[Input]

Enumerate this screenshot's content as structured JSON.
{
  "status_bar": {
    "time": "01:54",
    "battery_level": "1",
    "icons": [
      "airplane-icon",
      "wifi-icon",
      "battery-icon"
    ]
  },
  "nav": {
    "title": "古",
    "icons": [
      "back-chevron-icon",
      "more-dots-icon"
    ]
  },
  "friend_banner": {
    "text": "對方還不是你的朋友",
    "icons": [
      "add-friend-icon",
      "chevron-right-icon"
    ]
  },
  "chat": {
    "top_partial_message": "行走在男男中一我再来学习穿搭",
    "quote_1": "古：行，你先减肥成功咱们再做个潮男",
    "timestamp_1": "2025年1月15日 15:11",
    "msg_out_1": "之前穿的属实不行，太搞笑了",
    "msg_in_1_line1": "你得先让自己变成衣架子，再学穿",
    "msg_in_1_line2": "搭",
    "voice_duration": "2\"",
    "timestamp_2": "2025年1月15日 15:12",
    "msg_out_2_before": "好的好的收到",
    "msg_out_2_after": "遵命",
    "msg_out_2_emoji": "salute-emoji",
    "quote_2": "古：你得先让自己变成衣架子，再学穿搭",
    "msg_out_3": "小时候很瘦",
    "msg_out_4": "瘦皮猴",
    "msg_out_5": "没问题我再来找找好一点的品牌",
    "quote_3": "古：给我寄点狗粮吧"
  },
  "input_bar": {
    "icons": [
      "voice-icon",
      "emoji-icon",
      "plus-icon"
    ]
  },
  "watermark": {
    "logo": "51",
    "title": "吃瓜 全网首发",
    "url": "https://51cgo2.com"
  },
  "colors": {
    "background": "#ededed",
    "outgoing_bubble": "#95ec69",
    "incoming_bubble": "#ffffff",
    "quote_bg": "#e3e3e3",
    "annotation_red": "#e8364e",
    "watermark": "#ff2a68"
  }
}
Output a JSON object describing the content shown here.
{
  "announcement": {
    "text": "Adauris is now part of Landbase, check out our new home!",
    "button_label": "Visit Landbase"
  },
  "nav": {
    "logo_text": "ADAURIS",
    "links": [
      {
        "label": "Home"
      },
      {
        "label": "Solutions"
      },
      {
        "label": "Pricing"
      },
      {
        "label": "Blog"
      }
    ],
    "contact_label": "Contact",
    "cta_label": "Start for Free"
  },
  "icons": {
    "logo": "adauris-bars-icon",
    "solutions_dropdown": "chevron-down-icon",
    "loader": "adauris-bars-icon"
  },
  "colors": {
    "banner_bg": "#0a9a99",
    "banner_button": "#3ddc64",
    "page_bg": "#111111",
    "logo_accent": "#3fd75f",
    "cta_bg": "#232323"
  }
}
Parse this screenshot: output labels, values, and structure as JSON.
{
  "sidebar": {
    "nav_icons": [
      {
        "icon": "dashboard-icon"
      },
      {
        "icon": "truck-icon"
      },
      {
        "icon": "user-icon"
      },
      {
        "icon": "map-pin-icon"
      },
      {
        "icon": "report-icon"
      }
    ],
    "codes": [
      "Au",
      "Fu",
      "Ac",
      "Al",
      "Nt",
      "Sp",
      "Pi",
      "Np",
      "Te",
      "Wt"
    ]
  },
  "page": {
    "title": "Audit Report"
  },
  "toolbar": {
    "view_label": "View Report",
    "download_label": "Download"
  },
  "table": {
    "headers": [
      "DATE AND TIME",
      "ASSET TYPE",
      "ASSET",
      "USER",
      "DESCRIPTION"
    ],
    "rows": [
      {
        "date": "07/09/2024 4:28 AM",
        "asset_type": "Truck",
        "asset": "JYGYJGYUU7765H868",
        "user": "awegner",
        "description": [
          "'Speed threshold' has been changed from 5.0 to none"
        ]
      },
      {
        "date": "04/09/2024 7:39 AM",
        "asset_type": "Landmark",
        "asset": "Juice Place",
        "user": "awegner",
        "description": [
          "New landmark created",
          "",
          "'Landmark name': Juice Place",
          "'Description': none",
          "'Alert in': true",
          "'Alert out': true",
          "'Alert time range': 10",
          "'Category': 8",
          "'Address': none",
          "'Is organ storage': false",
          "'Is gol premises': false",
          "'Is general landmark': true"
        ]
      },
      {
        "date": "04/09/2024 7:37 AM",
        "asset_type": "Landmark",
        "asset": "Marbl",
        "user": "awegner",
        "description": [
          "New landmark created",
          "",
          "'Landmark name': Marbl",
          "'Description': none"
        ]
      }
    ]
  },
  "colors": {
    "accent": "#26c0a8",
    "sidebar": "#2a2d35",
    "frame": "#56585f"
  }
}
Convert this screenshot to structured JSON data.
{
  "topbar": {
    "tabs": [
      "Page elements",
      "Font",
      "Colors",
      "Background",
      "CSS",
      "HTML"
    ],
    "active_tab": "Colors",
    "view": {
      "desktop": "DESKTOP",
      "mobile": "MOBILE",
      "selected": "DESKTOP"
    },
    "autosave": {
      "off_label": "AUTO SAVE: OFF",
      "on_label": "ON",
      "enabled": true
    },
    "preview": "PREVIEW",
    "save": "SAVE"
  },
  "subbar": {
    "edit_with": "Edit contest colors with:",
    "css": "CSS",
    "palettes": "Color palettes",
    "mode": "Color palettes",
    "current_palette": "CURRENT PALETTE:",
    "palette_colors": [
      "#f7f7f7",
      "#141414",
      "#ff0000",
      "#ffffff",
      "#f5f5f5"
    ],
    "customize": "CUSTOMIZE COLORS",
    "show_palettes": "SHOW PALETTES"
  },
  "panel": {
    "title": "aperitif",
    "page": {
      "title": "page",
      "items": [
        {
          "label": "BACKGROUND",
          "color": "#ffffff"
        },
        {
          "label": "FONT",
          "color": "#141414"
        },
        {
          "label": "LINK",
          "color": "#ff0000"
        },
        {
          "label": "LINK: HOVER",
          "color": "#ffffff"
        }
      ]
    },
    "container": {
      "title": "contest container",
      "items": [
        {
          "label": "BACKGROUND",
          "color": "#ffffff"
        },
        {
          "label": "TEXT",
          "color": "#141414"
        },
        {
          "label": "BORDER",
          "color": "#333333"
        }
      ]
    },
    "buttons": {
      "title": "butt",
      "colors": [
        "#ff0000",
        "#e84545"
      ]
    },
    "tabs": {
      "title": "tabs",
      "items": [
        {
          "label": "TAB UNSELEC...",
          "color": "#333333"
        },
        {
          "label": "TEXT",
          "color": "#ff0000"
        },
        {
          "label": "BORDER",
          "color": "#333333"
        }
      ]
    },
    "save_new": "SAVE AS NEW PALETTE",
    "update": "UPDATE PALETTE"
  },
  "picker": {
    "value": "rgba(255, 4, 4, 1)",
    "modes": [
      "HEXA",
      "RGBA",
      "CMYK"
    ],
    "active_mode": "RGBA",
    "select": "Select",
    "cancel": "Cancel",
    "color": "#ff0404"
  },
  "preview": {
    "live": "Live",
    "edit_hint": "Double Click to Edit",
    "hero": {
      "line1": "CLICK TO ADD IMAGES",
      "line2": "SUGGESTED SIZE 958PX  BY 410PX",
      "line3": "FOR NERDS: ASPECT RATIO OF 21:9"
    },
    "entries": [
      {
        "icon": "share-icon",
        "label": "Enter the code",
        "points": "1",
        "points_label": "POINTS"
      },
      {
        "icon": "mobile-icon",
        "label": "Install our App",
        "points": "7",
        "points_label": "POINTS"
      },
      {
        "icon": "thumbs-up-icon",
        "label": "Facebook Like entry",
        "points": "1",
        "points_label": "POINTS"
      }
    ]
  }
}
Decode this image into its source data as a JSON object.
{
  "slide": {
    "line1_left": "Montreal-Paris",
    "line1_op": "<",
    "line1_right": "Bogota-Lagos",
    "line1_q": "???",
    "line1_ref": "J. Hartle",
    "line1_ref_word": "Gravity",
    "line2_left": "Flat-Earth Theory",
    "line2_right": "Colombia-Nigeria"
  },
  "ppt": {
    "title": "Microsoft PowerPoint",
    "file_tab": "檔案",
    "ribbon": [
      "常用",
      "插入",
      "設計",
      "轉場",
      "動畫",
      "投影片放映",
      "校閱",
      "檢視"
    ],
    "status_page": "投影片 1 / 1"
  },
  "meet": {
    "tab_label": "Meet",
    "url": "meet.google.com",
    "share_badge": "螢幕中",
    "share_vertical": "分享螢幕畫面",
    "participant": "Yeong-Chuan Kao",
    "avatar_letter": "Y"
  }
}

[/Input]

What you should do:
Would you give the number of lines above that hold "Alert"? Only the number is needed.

Exercise solution:
3